The comments on my Three Axes to Explain Terrorism post inspired what I am going to say here.
1. I believe that human population includes both B’s and C’s. B’s are inclined temperamentally or ideologically to use violence to control others. C’s are not so inclined, and they seek ways for people to interact peacefully.
2. If there were no B’s in the world, C’s could adopt a simple rule of never engaging in violence. However, such a rule when followed by C’s produces a very bad equilibrium if there are B’s in the world, because it leaves the B’s unchecked.
3. To check B’s, C’s must be willing to commit violence against B’s. This makes C’s a bit like B’s, but I do not believe that this implies total moral equivalence. As one commenter put it,
The distinguishing factor is intention. The civilized nation should be motivated towards living peacefully so long as that is a live option. It does not intend harm to non-combatants and does as much as it can to avoid civilian casualties – the barbarian groups murder non-combatants in gruesome ways for shock value.
4. One of the mechanisms that C’s will use is a state and its government. When C’s organize a state and its government, they create institutions that seek to constrain the government’s ability to use violence, so that it is only used to protect against B’s. These institutions are necessarily imperfect, but this does produce a more civilized (and libertarian) outcome than (2).
5. The apparatus of a state can be taken over by B’s. See the Soviet Union or Nazi Germany. That is a major risk of (4).
6. In his comment, Handle writes,
progressive politicians and the leaders of majority Islamic countries are trying to convince [both Islamophobes and radical Islamists] that there is no link between Islam and political violence, and, at least tacitly, if we can all just get people on all sides to shut up and quit insisting there is such a link, then it will quickly cease to exist and we can reify the claim and bootstrap a decoupling into existence.
In other words, if you deny that Islam is connected to B’s, then that will be self-fulfilling. Conversely, if you insist that Islam is connected to B’s, then that will be self-fulfilling.

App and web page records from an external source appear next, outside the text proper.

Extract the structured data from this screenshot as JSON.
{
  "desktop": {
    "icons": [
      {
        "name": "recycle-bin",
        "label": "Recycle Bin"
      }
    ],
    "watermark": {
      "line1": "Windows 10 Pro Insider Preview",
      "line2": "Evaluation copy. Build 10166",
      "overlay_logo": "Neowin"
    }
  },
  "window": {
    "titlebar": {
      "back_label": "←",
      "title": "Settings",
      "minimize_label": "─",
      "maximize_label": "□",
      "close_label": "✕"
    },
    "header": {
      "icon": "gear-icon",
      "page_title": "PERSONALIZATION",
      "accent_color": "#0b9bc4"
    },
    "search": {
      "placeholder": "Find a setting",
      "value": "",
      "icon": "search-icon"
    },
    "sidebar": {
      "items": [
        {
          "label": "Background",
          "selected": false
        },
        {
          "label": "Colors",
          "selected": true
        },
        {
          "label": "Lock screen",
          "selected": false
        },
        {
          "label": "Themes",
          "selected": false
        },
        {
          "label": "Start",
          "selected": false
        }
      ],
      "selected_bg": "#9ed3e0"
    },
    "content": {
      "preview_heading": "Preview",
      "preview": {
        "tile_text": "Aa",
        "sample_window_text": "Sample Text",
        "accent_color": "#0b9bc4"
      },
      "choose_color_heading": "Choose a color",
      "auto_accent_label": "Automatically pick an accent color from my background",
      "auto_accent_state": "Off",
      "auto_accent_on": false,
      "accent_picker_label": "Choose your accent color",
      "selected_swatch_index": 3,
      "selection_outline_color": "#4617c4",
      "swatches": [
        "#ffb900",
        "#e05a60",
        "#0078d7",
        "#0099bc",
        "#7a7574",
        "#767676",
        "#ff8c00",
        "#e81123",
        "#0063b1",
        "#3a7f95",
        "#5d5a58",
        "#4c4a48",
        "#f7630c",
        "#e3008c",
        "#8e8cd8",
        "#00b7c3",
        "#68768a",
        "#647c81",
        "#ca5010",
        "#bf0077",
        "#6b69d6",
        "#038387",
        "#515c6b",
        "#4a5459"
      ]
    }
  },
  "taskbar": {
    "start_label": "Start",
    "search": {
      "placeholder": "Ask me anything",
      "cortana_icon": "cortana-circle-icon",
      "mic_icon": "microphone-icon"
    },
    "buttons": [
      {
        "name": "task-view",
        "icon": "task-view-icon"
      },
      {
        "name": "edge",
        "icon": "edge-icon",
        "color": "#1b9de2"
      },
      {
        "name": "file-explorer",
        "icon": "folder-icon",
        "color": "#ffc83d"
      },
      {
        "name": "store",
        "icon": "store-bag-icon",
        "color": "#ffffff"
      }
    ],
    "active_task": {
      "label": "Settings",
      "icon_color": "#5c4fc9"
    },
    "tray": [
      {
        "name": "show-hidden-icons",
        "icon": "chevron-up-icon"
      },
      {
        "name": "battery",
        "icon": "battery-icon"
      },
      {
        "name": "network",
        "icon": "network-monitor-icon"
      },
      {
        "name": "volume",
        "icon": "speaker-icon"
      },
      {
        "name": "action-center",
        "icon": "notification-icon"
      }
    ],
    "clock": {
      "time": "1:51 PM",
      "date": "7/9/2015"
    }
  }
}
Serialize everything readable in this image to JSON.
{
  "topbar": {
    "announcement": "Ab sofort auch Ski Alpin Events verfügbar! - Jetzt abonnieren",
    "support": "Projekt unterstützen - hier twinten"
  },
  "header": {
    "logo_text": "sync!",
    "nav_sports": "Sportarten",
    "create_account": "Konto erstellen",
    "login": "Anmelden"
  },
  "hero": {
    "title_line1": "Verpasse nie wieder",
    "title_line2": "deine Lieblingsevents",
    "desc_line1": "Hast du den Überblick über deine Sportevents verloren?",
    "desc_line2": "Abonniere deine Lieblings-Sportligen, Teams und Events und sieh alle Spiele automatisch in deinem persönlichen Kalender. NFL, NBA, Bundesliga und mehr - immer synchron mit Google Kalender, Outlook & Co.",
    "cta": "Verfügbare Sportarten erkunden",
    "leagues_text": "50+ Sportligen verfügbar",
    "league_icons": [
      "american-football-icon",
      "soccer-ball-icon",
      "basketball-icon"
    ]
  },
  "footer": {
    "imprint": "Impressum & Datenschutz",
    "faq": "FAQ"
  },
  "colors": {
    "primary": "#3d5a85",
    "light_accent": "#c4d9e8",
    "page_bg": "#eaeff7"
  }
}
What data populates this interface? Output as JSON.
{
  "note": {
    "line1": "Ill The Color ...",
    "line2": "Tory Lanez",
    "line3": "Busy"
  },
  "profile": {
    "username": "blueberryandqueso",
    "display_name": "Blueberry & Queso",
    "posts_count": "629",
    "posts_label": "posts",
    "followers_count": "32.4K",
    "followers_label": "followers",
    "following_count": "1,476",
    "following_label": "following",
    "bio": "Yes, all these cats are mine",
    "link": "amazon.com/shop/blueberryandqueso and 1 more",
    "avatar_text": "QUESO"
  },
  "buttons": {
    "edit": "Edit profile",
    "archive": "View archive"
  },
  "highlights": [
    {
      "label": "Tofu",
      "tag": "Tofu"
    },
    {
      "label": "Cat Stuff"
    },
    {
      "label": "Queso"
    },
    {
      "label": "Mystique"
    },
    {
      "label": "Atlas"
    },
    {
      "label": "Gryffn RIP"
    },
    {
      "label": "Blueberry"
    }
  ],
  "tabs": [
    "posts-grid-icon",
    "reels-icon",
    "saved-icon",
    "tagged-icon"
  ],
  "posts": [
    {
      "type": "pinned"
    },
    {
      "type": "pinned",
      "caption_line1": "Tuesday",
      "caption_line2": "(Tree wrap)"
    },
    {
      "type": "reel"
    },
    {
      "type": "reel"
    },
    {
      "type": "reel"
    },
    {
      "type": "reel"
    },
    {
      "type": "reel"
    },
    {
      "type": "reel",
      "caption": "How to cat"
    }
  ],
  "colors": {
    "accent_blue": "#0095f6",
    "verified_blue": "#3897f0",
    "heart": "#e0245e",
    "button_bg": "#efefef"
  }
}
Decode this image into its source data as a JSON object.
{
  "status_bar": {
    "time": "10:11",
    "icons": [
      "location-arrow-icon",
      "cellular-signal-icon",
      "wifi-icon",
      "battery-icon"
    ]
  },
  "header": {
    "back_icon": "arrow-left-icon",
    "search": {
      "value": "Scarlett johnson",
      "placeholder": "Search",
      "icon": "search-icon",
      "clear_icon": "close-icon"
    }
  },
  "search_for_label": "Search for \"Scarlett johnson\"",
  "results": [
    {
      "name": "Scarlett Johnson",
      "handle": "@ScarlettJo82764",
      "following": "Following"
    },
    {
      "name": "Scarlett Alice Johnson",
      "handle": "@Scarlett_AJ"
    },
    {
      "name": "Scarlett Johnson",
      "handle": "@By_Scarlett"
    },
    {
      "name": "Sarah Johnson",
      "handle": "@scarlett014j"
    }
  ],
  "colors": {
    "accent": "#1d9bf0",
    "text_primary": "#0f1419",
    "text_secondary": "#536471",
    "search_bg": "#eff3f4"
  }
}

Unfortunately, I do not think it’s that simple. In the story about the Belgian prison, the WaPo reporter wrote
Proselytizing prisoners used exercise hours and small windows in their cells to swap news, copies of the Koran and small favors such as illicit cellphones. Gradually, they won over impressionable youths
[my emphasis]. If the prisoners had become C’s as a result, that would be fine. But instead they turned into worse B’s.
7. I do not believe that we can rely solely on the Koran to turn Muslims into C’s. I do not believe that we can rely solely on the Bible to turn Jews or Christians into C’s.
8. I think that C inclinations must be reinforced by a web of institutions, including families, the state, and civic associations of all kinds. My concern with Islam is that it privileges religion ahead of everything else, which reduces the ability of other institutions to play their civilizing role.
9. I have a similar concern about progressivism, in that it privileges the state ahead of everything else. As Yuval Levin points out in his forthcoming book, The Fractured Republic, progressives seem to extol the individual and the state, while opposing churches, corporations, and every other intermediate institution.